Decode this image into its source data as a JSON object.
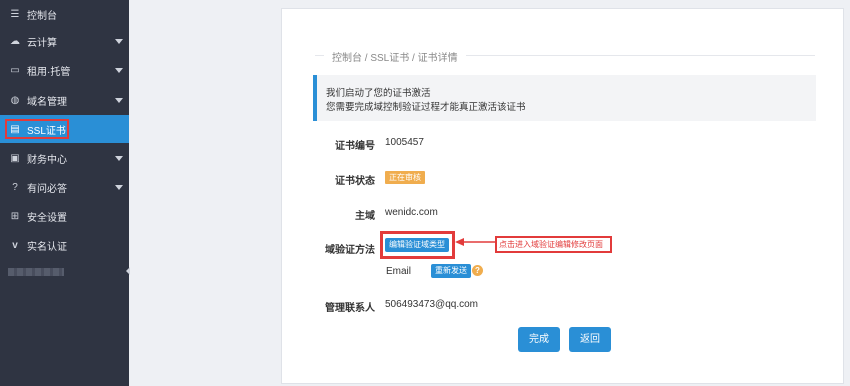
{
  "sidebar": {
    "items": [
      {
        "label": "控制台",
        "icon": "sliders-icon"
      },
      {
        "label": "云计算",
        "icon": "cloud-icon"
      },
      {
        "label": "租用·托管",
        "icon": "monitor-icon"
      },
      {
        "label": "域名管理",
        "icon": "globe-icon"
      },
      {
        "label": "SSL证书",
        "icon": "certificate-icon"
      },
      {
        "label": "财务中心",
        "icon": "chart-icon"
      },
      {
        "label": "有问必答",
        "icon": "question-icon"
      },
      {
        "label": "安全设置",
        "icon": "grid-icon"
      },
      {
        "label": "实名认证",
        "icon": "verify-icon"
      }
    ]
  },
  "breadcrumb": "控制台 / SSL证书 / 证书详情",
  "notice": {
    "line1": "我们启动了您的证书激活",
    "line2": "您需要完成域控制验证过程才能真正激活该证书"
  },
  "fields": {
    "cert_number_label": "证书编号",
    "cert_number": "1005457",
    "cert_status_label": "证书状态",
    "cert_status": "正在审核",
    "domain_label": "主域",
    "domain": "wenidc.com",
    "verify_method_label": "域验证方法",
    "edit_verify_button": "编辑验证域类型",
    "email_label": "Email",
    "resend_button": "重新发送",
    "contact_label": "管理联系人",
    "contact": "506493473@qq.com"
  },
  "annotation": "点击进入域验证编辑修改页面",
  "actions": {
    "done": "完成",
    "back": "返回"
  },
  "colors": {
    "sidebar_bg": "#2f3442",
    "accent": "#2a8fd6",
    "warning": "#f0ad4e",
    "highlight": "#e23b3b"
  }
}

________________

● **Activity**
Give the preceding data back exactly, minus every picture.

● **Exercise solution**
Decode this image into its source data as a JSON object.
{
  "sidebar": {
    "items": [
      {
        "label": "控制台",
        "icon": "sliders-icon"
      },
      {
        "label": "云计算",
        "icon": "cloud-icon"
      },
      {
        "label": "租用·托管",
        "icon": "monitor-icon"
      },
      {
        "label": "域名管理",
        "icon": "globe-icon"
      },
      {
        "label": "SSL证书",
        "icon": "certificate-icon"
      },
      {
        "label": "财务中心",
        "icon": "chart-icon"
      },
      {
        "label": "有问必答",
        "icon": "question-icon"
      },
      {
        "label": "安全设置",
        "icon": "grid-icon"
      },
      {
        "label": "实名认证",
        "icon": "verify-icon"
      }
    ]
  },
  "breadcrumb": "控制台 / SSL证书 / 证书详情",
  "notice": {
    "line1": "我们启动了您的证书激活",
    "line2": "您需要完成域控制验证过程才能真正激活该证书"
  },
  "fields": {
    "cert_number_label": "证书编号",
    "cert_number": "1005457",
    "cert_status_label": "证书状态",
    "cert_status": "正在审核",
    "domain_label": "主域",
    "domain": "wenidc.com",
    "verify_method_label": "域验证方法",
    "edit_verify_button": "编辑验证域类型",
    "email_label": "Email",
    "resend_button": "重新发送",
    "contact_label": "管理联系人",
    "contact": "506493473@qq.com"
  },
  "annotation": "点击进入域验证编辑修改页面",
  "actions": {
    "done": "完成",
    "back": "返回"
  },
  "colors": {
    "sidebar_bg": "#2f3442",
    "accent": "#2a8fd6",
    "warning": "#f0ad4e",
    "highlight": "#e23b3b"
  }
}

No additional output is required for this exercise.